I've been talking about how our trailer isn't level. In fact, the floor of our build space isn't level either. This makes it challenging to create a fairly flat, level floor for our tiny cottage. Is a flat floor important? I mean, whenever we move the trailer the floor will flex anyway, and we don't generally play marbles on the living room floor. So what's the big deal? Certainly it would be simpler to just ignore it.
But Arlene and I are both the type of people who walk into a room and notice if a picture is 1/32 inch lower on one side than the other. And while we realize that we aren't going to make this thing perfect, and that no one will notice our mistakes as readily as we will, we also note that the degree to which this trailer is off, and the way in which it is off, will impact building the walls and roof.
From the front of the trailer to about mid-way between the two axles (the front 2/3 rds), the trailer is straight and true and easy to level. But from between the axles on back it dips so that if the front of the trailer is level, the rear end is about 1 1/2 inches lower than the front. Fortunately, the slope seems roughly constant. The trailer is made for hauling vehicles and normally comes with ramps that attach to the back, so it makes sense that the back end dips - that would be the end you load the car on from.
After leveling the front, I put a nail near each corner of our floor frame. Then I tied a string - very tightly - from one corner to the next so that I had a string box floating above the floor frame. On the front two nails, I set the string height at about 1/8th inch up from the floor frame. Then, using a level, I inched the string up or down each of the nails until the string was level. At this point, I had about 1 1/2 inches between the string and floor frame at the back. From the front to mid-way between the axles the string stayed at about 1/8th inch above the frame.
A few things to note: I checked the levelness of the string by eyeballing the string against a long leveling tool and doing this at several points on the string to make sure he string was taught and that I was being as accurate as I could. Also, if the strings are all level, the strings going from front to back and the ones going from side to side should be at the same height on the nails in the corners.
So I needed to create a shim that was 1 1/2 inches tall for the back. Then I needed to create other shims to support the other members of the frame - including angled ones for the sides because the depth of the shim needed to be shallower as we moved forward.
Measuring from between the axles to the end of the floor frame is 90 inches. Between the axles we need a shim of zero height; at the back we need one 1 1/2 inches. So we have a long short triangle. Measuring from between the axles, or the point of the triangle, to each place I need a shim gives me some measurement, say Y inches. The shim for that location is (Y times 1.5) divided by 90 inches tall. [ 1.5Y/90= height of shim. ]
The front to back boards needed to be cut such that one end was taller than the other, but I used the same the process to find the height of the end points, marked the board at those heights and drew a line from one mark to the other and cut it along the line.
Well, that was probably more than ever wanted to know about leveling.

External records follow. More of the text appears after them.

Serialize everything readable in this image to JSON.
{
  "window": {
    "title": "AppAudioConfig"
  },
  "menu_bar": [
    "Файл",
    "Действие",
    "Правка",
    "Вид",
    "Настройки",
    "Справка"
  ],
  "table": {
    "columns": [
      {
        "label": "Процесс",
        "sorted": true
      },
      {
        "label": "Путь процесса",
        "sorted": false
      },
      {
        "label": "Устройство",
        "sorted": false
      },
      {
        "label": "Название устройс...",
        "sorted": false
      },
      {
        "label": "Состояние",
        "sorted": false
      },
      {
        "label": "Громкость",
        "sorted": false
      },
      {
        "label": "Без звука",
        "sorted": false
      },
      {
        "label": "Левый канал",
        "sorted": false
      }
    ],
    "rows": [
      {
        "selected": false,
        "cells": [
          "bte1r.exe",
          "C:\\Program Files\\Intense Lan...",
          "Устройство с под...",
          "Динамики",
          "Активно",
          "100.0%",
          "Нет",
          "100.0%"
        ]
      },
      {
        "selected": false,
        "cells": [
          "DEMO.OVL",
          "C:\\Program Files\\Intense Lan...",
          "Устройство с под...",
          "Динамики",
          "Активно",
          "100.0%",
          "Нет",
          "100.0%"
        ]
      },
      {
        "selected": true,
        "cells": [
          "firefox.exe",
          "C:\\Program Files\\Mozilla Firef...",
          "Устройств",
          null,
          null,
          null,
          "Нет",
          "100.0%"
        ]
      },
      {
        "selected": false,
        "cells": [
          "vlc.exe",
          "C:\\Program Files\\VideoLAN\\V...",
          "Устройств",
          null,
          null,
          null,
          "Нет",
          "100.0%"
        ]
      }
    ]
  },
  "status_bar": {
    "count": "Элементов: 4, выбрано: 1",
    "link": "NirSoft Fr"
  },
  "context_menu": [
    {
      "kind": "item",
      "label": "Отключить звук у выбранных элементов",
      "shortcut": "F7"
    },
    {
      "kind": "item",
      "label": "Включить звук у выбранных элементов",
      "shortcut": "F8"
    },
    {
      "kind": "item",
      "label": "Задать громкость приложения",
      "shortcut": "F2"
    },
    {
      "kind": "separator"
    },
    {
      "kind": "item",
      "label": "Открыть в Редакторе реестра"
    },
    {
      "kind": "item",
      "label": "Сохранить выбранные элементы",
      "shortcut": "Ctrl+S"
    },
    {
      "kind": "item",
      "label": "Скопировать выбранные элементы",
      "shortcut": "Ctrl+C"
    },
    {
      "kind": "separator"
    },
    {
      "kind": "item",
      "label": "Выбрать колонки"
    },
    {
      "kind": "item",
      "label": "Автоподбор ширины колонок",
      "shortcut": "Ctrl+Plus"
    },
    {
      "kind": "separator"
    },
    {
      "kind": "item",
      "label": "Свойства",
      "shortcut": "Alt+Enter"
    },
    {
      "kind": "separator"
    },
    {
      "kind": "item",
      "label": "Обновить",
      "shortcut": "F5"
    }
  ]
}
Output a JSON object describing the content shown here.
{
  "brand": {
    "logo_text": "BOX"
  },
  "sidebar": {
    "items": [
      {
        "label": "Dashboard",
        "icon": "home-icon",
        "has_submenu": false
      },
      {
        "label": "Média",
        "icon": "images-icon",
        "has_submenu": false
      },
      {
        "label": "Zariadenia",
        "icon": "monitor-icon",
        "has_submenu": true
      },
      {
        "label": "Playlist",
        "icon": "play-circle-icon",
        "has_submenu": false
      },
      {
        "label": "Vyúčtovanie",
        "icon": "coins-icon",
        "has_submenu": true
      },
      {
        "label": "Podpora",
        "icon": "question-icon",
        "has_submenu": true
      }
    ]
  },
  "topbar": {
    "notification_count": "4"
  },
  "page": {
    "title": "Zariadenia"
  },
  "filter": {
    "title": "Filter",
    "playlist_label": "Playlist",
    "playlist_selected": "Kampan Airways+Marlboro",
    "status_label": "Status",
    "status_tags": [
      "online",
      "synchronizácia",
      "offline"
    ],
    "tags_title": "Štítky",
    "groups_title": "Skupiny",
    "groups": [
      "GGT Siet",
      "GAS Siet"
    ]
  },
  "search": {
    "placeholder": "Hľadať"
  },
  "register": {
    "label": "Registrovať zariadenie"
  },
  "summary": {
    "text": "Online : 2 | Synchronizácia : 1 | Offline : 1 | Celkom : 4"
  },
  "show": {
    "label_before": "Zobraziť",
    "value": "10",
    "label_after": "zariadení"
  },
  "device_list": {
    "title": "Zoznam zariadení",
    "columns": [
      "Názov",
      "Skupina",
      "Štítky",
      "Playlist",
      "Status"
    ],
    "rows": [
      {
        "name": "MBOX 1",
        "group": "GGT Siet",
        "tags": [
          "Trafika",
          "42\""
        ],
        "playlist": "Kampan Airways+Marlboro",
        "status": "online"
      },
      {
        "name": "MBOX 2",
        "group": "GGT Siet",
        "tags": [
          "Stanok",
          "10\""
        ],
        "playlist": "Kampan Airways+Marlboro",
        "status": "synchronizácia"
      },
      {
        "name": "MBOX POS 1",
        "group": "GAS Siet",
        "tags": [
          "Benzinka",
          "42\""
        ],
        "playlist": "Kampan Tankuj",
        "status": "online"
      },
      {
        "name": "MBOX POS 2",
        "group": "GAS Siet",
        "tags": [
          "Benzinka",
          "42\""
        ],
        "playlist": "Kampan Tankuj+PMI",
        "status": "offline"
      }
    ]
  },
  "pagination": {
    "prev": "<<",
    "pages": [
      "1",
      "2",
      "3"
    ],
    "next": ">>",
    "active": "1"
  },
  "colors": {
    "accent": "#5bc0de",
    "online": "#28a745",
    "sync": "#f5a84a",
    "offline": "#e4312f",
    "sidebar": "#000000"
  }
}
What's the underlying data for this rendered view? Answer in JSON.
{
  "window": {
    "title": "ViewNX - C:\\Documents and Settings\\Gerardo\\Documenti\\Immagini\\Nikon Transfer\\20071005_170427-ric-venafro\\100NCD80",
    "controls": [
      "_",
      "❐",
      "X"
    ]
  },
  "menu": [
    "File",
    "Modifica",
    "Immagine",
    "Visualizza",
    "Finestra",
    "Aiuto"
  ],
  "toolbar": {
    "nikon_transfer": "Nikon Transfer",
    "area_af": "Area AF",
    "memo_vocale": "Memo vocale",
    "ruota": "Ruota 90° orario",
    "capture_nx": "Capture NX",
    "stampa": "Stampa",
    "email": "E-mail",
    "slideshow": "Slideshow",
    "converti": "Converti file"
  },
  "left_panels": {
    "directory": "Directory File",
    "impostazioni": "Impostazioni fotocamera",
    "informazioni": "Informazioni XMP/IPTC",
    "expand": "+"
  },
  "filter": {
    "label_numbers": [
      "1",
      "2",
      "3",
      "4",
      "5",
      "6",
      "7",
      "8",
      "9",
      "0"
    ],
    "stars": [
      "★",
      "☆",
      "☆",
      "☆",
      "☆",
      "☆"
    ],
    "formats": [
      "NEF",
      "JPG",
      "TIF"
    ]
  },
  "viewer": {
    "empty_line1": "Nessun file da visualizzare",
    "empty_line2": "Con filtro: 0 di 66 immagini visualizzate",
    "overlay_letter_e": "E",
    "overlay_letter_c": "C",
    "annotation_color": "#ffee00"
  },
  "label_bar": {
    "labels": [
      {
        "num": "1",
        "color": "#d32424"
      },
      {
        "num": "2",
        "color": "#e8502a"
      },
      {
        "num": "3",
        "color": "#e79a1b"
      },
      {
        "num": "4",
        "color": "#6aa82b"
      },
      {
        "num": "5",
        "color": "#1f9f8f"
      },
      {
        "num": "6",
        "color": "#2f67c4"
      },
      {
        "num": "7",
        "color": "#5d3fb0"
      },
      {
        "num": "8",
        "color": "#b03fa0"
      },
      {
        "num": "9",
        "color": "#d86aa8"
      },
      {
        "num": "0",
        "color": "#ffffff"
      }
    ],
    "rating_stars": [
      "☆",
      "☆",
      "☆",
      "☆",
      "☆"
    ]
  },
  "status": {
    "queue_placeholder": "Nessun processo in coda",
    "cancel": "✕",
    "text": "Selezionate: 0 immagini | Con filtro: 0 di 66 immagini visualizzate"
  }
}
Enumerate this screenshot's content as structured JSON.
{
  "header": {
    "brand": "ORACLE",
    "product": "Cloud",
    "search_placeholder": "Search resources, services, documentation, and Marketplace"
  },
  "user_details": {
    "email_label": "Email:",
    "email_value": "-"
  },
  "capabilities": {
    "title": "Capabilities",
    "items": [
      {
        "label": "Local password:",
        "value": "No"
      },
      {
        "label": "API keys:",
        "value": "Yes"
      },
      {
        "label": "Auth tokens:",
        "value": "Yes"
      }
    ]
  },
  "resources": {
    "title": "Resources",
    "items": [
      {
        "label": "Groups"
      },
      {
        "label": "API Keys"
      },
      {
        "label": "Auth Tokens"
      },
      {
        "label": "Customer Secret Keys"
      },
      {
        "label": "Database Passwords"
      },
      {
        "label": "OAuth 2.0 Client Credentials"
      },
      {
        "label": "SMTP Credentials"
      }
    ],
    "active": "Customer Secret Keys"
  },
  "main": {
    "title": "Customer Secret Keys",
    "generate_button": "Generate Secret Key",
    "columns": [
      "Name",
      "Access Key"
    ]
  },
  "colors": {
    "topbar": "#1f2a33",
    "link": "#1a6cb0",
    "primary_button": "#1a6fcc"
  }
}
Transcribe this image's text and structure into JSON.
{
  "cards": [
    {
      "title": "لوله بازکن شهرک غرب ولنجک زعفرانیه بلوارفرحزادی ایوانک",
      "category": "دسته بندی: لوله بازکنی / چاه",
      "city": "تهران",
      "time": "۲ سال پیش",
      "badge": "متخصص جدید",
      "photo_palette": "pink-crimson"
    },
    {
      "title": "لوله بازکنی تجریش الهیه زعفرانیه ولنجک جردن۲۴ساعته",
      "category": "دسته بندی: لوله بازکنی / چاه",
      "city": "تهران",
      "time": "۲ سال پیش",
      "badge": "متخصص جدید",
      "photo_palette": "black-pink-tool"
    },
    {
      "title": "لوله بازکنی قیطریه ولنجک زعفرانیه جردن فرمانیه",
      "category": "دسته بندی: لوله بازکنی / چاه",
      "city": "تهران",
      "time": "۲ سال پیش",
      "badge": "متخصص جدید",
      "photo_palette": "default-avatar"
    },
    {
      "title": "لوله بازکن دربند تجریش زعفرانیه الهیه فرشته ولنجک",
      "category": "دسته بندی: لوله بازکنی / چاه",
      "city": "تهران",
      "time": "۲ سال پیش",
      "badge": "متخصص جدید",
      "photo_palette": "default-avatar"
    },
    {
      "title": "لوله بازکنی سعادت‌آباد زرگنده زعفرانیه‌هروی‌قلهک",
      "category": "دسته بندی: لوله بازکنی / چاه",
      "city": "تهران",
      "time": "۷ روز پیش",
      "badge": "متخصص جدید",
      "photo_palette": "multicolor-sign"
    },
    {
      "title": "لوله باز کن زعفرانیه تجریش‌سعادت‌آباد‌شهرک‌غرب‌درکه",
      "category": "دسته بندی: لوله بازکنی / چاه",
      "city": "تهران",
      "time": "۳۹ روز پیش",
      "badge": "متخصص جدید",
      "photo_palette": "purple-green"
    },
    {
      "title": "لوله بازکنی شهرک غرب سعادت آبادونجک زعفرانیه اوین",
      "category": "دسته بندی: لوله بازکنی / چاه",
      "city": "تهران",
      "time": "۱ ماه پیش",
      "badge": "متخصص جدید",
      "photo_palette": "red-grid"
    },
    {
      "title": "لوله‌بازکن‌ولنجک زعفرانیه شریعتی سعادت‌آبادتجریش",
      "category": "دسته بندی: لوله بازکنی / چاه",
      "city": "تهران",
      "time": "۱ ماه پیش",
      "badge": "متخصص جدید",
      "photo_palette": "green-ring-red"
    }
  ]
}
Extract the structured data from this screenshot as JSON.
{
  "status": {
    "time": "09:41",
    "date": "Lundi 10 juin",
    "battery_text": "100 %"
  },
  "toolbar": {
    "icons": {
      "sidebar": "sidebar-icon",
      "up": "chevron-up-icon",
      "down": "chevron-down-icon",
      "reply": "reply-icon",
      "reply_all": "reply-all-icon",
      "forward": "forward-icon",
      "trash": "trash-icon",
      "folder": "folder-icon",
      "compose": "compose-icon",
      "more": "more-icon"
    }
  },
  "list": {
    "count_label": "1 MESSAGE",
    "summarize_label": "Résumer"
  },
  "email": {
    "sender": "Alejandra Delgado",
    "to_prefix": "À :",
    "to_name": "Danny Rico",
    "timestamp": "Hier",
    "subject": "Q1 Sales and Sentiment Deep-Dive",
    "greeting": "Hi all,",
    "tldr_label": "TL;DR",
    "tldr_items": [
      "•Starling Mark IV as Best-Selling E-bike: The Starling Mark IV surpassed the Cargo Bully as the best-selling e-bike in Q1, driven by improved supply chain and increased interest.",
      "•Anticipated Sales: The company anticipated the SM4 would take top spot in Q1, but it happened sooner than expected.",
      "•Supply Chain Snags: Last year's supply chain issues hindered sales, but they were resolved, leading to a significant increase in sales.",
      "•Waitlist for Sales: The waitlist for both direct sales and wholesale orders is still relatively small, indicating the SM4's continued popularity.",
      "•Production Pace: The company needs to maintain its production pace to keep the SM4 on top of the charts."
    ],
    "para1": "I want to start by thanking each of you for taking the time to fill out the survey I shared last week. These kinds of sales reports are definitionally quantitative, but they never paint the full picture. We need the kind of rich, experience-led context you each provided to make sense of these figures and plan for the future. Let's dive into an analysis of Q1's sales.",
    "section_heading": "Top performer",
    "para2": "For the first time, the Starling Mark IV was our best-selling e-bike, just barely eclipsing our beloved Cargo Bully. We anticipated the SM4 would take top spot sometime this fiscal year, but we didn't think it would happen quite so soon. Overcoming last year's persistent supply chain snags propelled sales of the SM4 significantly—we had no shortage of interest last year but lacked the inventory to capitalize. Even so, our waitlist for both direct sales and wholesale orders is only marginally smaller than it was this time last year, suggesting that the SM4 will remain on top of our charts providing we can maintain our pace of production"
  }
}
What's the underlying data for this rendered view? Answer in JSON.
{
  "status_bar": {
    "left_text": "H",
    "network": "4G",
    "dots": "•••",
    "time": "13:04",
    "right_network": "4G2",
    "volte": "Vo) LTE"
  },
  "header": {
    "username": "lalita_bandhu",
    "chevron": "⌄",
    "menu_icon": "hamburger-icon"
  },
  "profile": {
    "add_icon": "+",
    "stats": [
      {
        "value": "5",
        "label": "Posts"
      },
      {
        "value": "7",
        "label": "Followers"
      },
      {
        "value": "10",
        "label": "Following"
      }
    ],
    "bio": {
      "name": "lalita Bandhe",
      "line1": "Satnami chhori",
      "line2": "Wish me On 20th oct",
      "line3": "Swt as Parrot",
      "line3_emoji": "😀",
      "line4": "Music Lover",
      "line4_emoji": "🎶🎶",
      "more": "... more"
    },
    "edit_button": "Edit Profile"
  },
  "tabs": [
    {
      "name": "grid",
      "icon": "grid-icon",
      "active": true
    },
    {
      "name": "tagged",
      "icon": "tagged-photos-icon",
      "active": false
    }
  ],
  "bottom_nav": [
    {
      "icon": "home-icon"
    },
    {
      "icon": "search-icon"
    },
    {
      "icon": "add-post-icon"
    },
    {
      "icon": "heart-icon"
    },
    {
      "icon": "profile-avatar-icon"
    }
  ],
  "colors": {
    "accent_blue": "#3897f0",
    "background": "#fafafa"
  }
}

We made lots of other progress this weekend. I'll post pics and notes on in the next day or so.
Music, Travel, and Tiny Houses with Coles Whalen - For so many, tiny houses are more than just a home; they’re a tool that allows their occupants to live a fulfilled and creative life. This week we’re chatt...
4 hours ago